Read More
Gungor release filled with creativity, emotion
Oct04

Gungor release filled with creativity, emotion

Michael Gungor tweets, “Do we move the horn player so that he isn’t so blocked by the concert bass drum? These are OK problems to have.” This is what the leader of the band Gungor has to wrestle with as his band tours across the country promoting a new album Ghost Upon the Earth. Despite the instruments described, the group isn’t a symphony or jazz group. And it isn’t exactly a rock band either. Gungor calls its music “liturgical post-rock,” and the new album strays even further from the realm of traditional contemporary Christian music than the breakout 2010 album  Beautiful Things. It is music designed to reflect the emotional reaction to life, creation, pain and the mysterious connection between God and man. Ghosts Upon the Earth plays more like an experience than a worship album. The tracks are musically and lyrically complicated and diverse. The band surprises listeners with  string, flutes, minor keys and accidentals.

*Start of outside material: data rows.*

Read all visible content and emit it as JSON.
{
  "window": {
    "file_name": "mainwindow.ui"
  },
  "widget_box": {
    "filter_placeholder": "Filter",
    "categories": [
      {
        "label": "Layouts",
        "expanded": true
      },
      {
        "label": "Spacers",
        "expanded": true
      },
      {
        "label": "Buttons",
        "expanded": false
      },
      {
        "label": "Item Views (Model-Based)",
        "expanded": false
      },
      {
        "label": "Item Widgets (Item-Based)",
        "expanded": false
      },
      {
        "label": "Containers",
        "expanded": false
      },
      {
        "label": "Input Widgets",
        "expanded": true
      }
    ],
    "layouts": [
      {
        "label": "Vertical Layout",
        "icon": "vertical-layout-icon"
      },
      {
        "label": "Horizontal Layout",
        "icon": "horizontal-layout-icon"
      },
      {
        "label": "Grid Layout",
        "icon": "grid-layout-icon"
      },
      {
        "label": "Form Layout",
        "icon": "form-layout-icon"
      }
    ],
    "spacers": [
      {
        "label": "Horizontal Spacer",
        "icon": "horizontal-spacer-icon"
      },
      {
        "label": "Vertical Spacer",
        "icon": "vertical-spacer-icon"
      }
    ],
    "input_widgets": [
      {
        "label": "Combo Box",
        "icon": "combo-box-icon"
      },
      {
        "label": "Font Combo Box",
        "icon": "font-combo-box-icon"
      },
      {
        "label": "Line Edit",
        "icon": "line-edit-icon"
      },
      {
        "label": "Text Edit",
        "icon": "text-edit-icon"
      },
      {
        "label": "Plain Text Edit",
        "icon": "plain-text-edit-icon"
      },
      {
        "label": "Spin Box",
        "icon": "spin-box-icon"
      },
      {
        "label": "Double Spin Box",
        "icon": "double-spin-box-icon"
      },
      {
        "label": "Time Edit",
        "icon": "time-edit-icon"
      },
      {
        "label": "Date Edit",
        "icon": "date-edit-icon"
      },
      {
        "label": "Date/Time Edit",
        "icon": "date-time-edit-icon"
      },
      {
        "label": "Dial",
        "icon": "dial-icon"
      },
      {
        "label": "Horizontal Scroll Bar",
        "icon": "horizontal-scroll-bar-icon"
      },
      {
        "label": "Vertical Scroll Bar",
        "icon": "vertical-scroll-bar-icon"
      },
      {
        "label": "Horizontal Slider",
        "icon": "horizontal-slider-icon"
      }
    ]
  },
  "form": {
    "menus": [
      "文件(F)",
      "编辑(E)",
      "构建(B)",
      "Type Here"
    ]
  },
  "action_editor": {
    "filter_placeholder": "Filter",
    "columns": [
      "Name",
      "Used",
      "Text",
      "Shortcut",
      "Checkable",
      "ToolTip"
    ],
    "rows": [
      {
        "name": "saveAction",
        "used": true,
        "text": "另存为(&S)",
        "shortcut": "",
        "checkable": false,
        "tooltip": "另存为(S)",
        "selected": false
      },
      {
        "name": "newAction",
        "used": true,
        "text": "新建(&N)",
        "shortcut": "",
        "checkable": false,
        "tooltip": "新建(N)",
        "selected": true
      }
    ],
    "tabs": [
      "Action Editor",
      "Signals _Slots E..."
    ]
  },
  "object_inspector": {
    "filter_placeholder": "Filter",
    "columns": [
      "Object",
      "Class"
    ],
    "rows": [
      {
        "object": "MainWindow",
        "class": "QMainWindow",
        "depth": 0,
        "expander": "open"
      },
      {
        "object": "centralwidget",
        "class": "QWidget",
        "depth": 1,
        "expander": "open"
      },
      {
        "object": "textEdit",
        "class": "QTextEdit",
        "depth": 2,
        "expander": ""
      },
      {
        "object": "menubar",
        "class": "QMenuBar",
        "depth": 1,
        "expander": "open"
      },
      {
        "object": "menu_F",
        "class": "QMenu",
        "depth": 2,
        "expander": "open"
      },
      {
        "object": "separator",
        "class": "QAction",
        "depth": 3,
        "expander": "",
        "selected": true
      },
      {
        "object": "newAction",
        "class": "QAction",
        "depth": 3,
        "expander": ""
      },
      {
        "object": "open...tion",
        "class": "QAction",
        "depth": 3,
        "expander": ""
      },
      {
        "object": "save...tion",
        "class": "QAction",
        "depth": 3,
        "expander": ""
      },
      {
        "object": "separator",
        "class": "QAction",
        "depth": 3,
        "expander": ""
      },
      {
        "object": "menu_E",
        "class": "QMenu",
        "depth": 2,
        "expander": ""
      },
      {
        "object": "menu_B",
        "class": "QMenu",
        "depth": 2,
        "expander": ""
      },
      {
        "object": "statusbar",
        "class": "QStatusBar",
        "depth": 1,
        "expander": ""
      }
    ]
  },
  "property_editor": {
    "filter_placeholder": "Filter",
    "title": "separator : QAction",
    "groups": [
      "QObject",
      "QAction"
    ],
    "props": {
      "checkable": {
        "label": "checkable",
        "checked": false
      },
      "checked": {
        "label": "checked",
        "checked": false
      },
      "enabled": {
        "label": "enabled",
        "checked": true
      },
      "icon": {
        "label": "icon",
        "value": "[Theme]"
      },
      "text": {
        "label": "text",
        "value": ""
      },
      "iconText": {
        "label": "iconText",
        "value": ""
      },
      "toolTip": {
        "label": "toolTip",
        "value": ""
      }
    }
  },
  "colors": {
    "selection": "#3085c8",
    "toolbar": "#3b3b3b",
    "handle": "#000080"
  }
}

These are not songs that will or should be covered by amateur guitarists at camps, or be heard around the country on Sunday morning church services. Gungor, the leader of the group, didn’t start the band to follow in the footsteps of Matt Redman, but to honestly and purposefully express himself and the band. According to the web site, the record is full of meaning, from fast violin arpeggios that represent a primordial universe to the first heart beats of Michael and his wife Lisa’s baby girl,  it’s much different than a lot of music out there. Gungor songs typically convey the feeling of the message through the music itself, not just the lyrics. The song ‘When Death Dies’ seems to transform from an elegy into a bass-and-drum driven dance song, paralleling the resurrection itself as Gungor sings, “When death dies, all things live.” The song “Ezekiel” beautifully sets Ezekiel 16 to music as tender as the grace it describes, and the listener can feel the pain of God through the notes. Ghosts upon the Earth is exactly what should be expected from Gungor. It’s a different form of worship than what is heard in most contemporary churches, but it emphasizes the beauty and art involved in worshiping. It invokes awe in the way a poem or great painting might. It may not be made for participation, but listen to it to hear gifted artists create for their creator. “Music doesn’t have to fit the mold to move people’s hearts, and at the end of the day, that’s really what we’re trying to do,” Gungor said in an interview on his site. “We’re trying to make honest music that opens people’s...

Read More
Page 20 of 39« First...10...1819202122...30...Last »